## WHAT TO PRODUCE
Go through the lines below and copy each one that holds the string "active".

## DATA FOR REVIEW
==========

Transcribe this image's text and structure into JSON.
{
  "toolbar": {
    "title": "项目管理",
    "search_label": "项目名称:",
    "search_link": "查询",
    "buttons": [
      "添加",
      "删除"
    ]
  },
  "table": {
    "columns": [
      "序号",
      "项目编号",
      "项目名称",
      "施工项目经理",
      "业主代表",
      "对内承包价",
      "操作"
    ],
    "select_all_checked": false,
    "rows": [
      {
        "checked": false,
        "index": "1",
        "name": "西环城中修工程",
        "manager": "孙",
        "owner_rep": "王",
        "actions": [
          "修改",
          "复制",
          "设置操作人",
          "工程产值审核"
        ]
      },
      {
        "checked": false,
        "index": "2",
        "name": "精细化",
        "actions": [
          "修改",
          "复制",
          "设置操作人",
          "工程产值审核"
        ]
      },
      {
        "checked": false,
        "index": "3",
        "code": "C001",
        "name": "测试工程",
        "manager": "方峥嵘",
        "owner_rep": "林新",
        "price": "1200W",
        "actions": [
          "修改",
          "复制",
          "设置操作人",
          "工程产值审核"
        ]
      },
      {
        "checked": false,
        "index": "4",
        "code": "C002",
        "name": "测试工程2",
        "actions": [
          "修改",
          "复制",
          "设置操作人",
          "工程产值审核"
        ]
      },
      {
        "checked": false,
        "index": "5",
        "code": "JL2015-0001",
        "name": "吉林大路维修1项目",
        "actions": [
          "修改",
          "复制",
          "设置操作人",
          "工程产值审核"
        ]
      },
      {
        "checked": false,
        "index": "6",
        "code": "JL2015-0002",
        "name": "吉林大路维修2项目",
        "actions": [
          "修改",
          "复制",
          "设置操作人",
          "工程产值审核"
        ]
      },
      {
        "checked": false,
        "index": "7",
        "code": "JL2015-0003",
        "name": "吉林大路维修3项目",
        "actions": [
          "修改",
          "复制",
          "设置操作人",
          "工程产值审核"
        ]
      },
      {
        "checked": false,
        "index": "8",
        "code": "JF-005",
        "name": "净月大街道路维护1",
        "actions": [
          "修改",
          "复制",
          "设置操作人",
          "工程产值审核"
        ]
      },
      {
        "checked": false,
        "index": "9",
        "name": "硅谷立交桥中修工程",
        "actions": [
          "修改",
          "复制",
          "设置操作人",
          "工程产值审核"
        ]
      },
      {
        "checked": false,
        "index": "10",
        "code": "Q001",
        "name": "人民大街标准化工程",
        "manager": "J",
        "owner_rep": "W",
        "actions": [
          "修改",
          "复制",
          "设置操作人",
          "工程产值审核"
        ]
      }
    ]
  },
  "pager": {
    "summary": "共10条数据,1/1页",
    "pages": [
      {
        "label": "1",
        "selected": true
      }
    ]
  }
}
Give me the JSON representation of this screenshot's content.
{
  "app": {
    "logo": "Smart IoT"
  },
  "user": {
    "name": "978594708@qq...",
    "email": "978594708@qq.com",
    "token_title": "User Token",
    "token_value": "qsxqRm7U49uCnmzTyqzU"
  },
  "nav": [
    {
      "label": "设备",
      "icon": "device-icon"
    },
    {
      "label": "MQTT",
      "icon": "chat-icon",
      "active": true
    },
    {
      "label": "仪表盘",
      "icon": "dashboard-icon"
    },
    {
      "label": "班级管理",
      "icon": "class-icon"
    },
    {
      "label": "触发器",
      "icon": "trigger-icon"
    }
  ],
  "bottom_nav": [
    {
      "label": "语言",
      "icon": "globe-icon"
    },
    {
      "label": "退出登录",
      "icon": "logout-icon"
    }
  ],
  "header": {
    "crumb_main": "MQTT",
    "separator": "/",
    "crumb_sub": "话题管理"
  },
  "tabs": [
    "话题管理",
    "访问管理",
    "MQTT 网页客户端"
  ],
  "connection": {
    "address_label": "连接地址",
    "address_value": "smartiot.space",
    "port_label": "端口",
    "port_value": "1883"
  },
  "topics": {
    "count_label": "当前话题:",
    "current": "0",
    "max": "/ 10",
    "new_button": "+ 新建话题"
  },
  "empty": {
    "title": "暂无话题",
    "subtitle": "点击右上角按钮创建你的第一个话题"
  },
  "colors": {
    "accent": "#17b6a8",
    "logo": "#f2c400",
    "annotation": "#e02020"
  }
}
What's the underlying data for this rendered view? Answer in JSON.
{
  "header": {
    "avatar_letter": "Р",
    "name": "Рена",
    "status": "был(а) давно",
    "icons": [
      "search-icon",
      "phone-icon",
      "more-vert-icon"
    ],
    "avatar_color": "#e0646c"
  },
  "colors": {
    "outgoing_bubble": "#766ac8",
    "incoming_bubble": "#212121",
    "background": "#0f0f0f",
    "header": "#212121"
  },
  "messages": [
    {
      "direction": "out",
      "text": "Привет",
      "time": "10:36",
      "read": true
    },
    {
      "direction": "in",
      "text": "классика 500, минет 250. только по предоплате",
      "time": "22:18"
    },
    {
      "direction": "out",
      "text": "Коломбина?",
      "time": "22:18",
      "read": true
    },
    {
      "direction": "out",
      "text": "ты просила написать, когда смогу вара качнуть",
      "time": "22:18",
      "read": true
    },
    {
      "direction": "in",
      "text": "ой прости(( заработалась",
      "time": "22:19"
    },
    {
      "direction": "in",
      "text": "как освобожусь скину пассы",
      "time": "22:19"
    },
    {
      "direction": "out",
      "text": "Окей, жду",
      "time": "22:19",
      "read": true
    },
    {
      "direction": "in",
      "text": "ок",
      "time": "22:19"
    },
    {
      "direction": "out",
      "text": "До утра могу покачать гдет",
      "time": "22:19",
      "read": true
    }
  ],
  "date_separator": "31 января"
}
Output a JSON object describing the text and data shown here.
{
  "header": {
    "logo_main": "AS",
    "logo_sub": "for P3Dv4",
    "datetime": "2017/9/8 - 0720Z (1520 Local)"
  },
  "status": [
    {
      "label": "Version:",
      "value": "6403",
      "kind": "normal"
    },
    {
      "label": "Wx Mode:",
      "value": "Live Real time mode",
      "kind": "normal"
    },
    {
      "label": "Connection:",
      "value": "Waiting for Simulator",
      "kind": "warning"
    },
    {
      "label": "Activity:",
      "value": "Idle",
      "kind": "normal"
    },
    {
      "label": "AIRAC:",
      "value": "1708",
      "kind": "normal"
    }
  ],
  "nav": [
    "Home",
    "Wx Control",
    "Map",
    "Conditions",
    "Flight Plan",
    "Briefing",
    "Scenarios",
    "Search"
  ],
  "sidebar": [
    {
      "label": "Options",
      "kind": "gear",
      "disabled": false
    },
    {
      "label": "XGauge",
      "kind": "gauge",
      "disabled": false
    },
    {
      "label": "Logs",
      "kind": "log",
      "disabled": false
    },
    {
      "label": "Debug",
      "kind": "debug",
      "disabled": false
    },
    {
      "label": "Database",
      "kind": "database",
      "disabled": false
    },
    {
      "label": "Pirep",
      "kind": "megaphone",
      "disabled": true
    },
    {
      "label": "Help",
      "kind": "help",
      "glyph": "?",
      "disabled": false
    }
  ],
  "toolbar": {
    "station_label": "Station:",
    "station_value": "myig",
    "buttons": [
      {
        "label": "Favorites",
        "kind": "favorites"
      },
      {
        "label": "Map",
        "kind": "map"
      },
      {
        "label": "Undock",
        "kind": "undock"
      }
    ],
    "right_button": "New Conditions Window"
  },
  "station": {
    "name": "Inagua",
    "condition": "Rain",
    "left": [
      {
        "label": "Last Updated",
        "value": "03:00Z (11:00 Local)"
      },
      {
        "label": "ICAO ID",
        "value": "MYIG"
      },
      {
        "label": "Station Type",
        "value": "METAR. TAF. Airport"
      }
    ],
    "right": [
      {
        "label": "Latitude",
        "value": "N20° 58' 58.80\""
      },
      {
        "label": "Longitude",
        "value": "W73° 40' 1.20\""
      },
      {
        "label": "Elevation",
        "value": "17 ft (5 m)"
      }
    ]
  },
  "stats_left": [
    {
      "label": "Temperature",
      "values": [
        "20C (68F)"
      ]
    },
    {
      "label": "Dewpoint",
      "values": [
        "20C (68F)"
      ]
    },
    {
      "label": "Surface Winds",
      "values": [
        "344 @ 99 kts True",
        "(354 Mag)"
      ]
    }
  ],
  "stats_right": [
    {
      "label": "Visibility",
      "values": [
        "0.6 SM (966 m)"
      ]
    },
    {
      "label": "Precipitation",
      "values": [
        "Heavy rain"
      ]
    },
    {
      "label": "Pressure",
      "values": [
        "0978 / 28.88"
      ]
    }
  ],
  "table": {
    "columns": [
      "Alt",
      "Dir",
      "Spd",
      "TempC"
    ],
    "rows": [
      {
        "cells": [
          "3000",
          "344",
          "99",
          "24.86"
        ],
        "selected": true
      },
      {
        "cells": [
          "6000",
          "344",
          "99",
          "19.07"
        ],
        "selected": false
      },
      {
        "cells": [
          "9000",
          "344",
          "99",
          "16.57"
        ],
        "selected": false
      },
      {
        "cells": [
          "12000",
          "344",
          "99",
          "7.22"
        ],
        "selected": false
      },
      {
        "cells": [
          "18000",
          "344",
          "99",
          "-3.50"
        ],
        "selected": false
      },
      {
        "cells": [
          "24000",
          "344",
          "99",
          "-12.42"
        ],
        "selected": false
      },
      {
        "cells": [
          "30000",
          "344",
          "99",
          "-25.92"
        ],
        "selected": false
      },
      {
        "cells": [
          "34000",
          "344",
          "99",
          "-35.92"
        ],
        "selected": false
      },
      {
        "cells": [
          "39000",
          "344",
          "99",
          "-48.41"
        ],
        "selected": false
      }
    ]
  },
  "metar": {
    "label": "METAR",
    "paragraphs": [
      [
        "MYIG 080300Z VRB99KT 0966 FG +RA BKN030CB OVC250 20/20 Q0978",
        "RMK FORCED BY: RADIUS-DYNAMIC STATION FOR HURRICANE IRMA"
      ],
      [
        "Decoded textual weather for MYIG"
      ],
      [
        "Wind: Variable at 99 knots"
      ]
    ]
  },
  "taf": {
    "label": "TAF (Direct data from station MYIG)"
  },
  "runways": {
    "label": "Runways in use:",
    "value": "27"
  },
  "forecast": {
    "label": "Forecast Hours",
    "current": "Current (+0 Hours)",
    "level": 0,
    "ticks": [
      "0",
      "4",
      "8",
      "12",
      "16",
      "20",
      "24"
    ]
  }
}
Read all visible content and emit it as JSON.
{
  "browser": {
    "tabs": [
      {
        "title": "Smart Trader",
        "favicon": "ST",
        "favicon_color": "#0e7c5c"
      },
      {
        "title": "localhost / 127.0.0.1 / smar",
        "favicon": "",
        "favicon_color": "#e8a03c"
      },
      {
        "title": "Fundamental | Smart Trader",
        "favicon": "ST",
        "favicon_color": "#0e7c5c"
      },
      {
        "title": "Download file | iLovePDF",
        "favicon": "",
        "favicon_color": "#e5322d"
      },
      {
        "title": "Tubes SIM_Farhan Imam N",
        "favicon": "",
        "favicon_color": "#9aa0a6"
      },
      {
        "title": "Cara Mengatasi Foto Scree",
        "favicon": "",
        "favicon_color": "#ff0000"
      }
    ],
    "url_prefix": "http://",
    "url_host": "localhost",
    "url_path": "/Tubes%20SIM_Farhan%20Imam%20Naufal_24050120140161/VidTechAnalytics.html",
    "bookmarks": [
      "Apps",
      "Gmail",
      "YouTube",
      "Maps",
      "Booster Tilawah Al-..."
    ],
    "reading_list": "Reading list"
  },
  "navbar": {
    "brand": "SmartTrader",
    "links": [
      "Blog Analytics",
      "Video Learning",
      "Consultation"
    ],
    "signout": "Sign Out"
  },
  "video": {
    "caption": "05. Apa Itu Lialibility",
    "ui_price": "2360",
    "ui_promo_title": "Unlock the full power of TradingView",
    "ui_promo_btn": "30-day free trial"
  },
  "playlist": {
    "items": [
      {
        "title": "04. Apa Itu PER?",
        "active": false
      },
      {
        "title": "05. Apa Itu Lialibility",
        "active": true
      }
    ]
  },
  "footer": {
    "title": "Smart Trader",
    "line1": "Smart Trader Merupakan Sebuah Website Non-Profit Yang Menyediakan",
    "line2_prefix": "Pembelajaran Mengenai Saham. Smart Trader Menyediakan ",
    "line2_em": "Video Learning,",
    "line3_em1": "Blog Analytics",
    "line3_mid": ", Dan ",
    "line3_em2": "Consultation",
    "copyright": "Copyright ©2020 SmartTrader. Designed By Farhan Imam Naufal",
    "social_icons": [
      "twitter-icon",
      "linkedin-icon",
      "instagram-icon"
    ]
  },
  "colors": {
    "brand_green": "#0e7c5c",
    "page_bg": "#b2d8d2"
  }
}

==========

## ANSWER
      "active": true
        "active": false
        "active": true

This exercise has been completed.